Presentation and Status in Health Basket
1 X 10 mcg/vial
1 X 20 mcg/vial
This product is administered by direct intracavernosal injection. A ½-inch, 27- to 30-gauge needle is generally recommended. The dose should be individualized for each patient by careful titration under supervision by the physician. In clinical studies, patients were treated in doses ranging from 0.2 to 20 micrograms; however, since 99% of patients received doses of 20 micrograms or less, doses of greater than 20 micrograms are not recommended. In general, the lowest possible effective dose should always be employed. For full details see prescribing information.
Erectile dysfunction, adjunctive to diagnosis of erectile dysfunction.
This product should not be used in patients who have a known hypersensitivity to the drug or to other prostaglandins, or in patients who have conditions that might predispose them to priapism, such as sickle cell anemia or trait, multiple myeloma, or leukemia, or in patients with anatomical deformation of the penis, such as angulation, cavernosal fibrosis, or Peyronie’s disease. Patients with penile implants should not be treated with this product. This product should not be used in women or children and is not for use in newborns. This product should not be used in men for whom sexual activity is inadvisable or contraindicated.
Priapism (erection lasting over 4 hours) is known to occur following intracavernosal administration of vasoactive substances, including this product. The patient should be instructed to immediately report to his physician any erection that persists for longer than 4 hours. Treatment of priapism should be according to established medical practice. Painful erection is more likely to occur in patients with anatomical deformations of the penis, such as angulation, phimosis, cavernosal fibrosis, Peyronie’s disease or plaques. Treatment should be discontinued in patients who develop penile angulation, cavernosal fibrosis, or Peyronie’s disease.
Patients on anticoagulants such as warfarin or heparin may have increased propensity for bleeding after intracavernosal injection. Underlying treatable medical causes of erectile dysfunction should be diagnosed prior to initiation of therapy. Use of this product offers no protection from the transmission of sexually transmitted diseases. Individuals who use this product should be counselled about the protective measures that are necessary to guard against the spread of sexually transmitted diseases, including the human immunodeficiency virus (HIV).

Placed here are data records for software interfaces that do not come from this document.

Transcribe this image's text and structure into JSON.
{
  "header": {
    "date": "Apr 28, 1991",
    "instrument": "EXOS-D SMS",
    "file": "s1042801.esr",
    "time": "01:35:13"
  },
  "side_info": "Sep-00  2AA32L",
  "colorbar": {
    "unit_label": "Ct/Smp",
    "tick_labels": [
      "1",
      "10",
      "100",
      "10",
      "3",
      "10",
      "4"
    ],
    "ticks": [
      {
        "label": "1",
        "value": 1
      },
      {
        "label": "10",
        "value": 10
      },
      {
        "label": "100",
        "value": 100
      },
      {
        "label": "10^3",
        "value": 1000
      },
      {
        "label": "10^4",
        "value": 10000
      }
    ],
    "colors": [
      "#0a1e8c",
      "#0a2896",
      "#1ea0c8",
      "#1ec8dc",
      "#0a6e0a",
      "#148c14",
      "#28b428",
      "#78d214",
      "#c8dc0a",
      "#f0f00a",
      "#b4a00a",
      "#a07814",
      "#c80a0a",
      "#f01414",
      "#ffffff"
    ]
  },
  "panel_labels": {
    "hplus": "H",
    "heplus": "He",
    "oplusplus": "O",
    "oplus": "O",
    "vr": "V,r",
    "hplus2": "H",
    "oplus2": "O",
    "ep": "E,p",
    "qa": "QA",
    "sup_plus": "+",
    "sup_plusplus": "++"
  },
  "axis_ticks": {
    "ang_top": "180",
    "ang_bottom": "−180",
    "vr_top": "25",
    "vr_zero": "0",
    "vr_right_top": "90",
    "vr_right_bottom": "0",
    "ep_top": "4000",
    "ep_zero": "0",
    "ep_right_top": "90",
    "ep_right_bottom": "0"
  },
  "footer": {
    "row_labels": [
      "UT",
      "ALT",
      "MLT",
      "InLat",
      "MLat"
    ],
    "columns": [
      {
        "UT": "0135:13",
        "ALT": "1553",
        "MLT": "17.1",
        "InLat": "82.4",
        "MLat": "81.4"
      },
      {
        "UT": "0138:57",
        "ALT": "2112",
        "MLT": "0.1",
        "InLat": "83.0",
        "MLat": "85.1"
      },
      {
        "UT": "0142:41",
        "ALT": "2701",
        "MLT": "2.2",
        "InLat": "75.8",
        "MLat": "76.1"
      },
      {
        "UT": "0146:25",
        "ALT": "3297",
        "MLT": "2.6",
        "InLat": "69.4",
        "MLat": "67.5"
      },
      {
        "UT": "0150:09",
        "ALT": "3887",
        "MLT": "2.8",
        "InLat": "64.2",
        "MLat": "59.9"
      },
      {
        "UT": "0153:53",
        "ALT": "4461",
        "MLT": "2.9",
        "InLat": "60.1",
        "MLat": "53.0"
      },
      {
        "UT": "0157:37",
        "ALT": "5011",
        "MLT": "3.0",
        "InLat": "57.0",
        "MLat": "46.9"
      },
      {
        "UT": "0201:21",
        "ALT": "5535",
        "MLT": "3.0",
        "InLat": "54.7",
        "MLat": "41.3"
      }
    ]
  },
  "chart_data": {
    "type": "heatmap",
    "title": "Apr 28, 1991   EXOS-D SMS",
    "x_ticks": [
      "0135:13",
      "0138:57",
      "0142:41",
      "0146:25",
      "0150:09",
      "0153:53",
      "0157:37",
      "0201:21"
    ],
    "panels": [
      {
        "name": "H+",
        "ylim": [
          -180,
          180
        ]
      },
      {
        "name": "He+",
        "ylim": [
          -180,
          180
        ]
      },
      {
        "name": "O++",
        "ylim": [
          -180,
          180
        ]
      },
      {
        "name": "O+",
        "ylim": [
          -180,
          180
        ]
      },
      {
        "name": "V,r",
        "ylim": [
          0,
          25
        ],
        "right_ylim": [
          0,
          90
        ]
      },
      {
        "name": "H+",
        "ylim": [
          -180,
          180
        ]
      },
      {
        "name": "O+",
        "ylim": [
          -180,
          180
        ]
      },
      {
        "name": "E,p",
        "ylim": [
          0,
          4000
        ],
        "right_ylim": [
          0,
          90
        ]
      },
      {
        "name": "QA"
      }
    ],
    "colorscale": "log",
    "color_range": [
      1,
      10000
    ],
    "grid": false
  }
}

The following adverse reactions information was obtained from clinical studies sponsored by Upjohn involving 1712 patients treated with this product. The most frequent adverse reaction after intracavernosal injection is penile pain. In studies, 34% of the patients reported penile pain during erection at least once, however, this event was associated with only 11% of the administered injections. In the majority of the cases, burning sensation or tension in the penis was rated mild or moderate in intensity. Three percent of patients discontinued treatment because of penile pain. Hematoma at the site of injection, which is related to the injection technique rather than to the effects of alprostadil, occurs in 3% of patients. The frequency of prolonged erection (defined as an erection that lasts for 4 hours) was 2%. The frequency of priapism (defined as an erection that lasts 4 hours or longer) was 0.5%. In the majority of cases, spontaneous detumescence occurred. The following local adverse reactions occurred in 1.0-1.5% of patients: injection site ecchymosis, penile rash, penile edema, and penile fibrosis. The following local adverse reactions were reported by fewer than 1% of patients: balanitis, injection site hemorrhage, injection site inflammation, injection site itching, injection site swelling, urethral bleeding, and penile warmth, numbness, yeast infection, irritation, sensitivity, phimosis, pruritus, erythema, venous leak, painful erection, and abnormal ejaculation. In terms of systemic events, the following were reported for fewer than 1% of patients in clinical studies, and were judged to be possibly related to use: testicular pain, testicular swelling, scrotal erythema, pain or tightness, urinary frequency, urinary urgency, impaired urination, hypotension, vasodilatation, hypertension, supraventricular extrasystole, peripheral vascular disorder, dizziness, hypesthesia, buttock weakness, localized pain (buttocks pain, leg pain, genital pain, abdominal pain), headache, pelvic pain, back pain, flu syndrome, cardiac arrhythmias, shock and collapse. Hemodynamic changes, manifested as decreases in blood pressure and increases in pulse rate, were observed during clinical studies, principally at doses above 20 micrograms and above 30 micrograms, respectively, and appeared to be dose-dependent. Only three patients (0.2%) discontinued the treatment because of symptomatic hypotension. This product had no clinically important effect on serum or urine laboratory tests.
Warfarin, heparin. No known interactions. This product is not intended for coadministration with any other agent for the treatment of erectile dysfunction.
Pregnancy and Lactation
In man, prolonged erection and/or priapism are known to occur following intracavernosal administration of vasoactive substances, including alprostadil. The treatment of priapism may include different approaches such as aspiration, intracavernosal injection of sympathomimetic amines or surgery. Patients should be instructed to report to a physician any erection lasting for a prolonged time period, such as 4 hours or longer.